What you will do: Show, from the records below, all lines that contain the word "Select".

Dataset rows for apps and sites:
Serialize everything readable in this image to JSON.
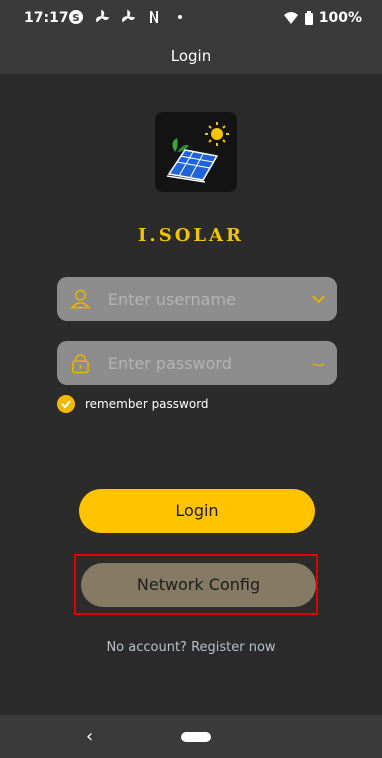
{
  "status_bar": {
    "time": "17:17",
    "left_icons": [
      "skype-icon",
      "fan-icon",
      "fan-icon",
      "netflix-icon",
      "dot-icon"
    ],
    "battery": "100%"
  },
  "header": {
    "title": "Login"
  },
  "app": {
    "name": "I.SOLAR"
  },
  "form": {
    "username_placeholder": "Enter username",
    "password_placeholder": "Enter password",
    "remember_label": "remember password"
  },
  "buttons": {
    "login": "Login",
    "network_config": "Network Config"
  },
  "links": {
    "register": "No account? Register now"
  },
  "colors": {
    "accent": "#ffc300",
    "app_name": "#f2c400",
    "network_button": "#857a63",
    "highlight": "#e10000",
    "background": "#2b2b2b"
  }
}
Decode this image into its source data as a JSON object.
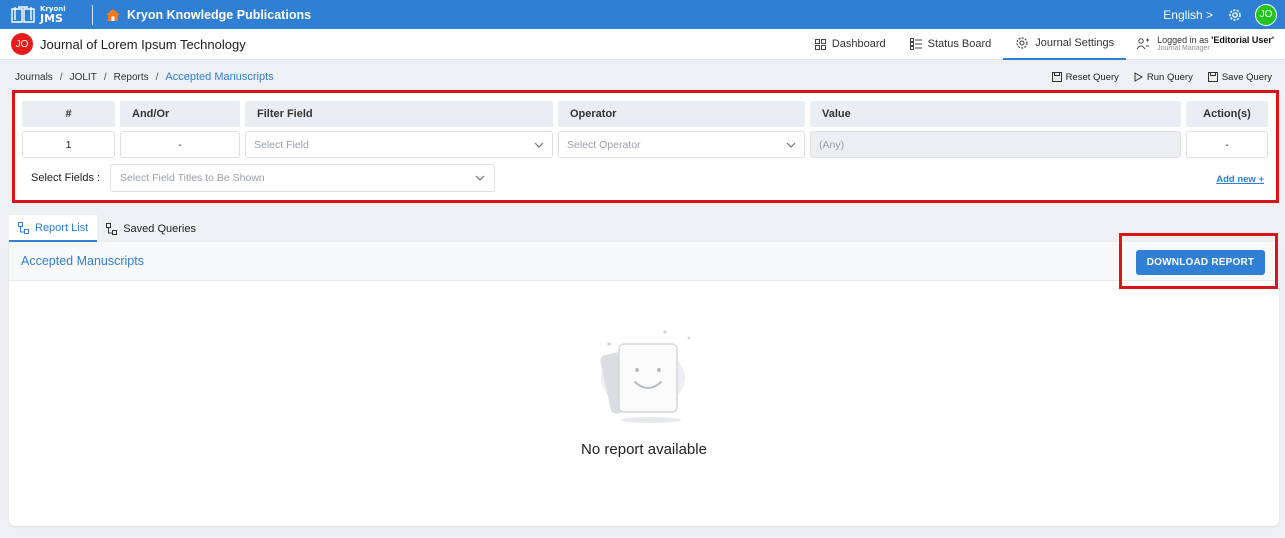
{
  "topbar": {
    "logo_small": "Kryoni",
    "logo_big": "JMS",
    "publisher": "Kryon Knowledge Publications",
    "language": "English >",
    "user_initials": "JO",
    "bg_color": "#2f7fd5"
  },
  "journal": {
    "initials": "JO",
    "title": "Journal of Lorem Ipsum Technology",
    "nav": [
      {
        "label": "Dashboard",
        "icon": "grid-icon"
      },
      {
        "label": "Status Board",
        "icon": "list-board-icon"
      },
      {
        "label": "Journal Settings",
        "icon": "settings-icon"
      }
    ],
    "login_prefix": "Logged in as",
    "login_role": "'Editorial User'",
    "login_subrole": "Journal Manager"
  },
  "breadcrumb": {
    "items": [
      "Journals",
      "JOLIT",
      "Reports"
    ],
    "current": "Accepted Manuscripts"
  },
  "query_actions": {
    "reset": "Reset Query",
    "run": "Run Query",
    "save": "Save Query"
  },
  "filter": {
    "headers": [
      "#",
      "And/Or",
      "Filter Field",
      "Operator",
      "Value",
      "Action(s)"
    ],
    "row": {
      "num": "1",
      "and_or": "-",
      "field_placeholder": "Select Field",
      "operator_placeholder": "Select Operator",
      "value_placeholder": "(Any)",
      "action": "-"
    },
    "select_fields_label": "Select Fields :",
    "select_fields_placeholder": "Select Field Titles to Be Shown",
    "add_new": "Add new +"
  },
  "tabs": [
    {
      "label": "Report List",
      "active": true
    },
    {
      "label": "Saved Queries",
      "active": false
    }
  ],
  "report": {
    "title": "Accepted Manuscripts",
    "download_label": "DOWNLOAD REPORT",
    "empty_text": "No report available"
  }
}
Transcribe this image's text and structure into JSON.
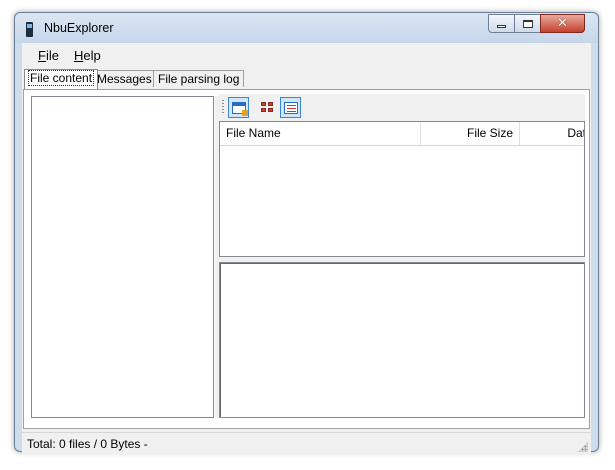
{
  "window": {
    "title": "NbuExplorer"
  },
  "menu": {
    "file": {
      "mnemonic": "F",
      "rest": "ile"
    },
    "help": {
      "mnemonic": "H",
      "rest": "elp"
    }
  },
  "tabs": [
    {
      "label": "File content",
      "active": true
    },
    {
      "label": "Messages",
      "active": false
    },
    {
      "label": "File parsing log",
      "active": false
    }
  ],
  "toolbar": {
    "buttons": [
      {
        "icon": "export-icon",
        "checked": true
      },
      {
        "icon": "large-icons-view-icon",
        "checked": false
      },
      {
        "icon": "details-view-icon",
        "checked": true
      }
    ]
  },
  "file_list": {
    "columns": [
      {
        "label": "File Name"
      },
      {
        "label": "File Size"
      },
      {
        "label": "Dat"
      }
    ],
    "rows": []
  },
  "status": {
    "text": "Total: 0 files / 0 Bytes  -"
  },
  "colors": {
    "accent": "#3a86d6",
    "close_button": "#c6422d",
    "title_bar": "#cfdcec"
  }
}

Task response:
      "field_placeholder": "Select Field",
      "operator_placeholder": "Select Operator",
    "select_fields_label": "Select Fields :",
    "select_fields_placeholder": "Select Field Titles to Be Shown",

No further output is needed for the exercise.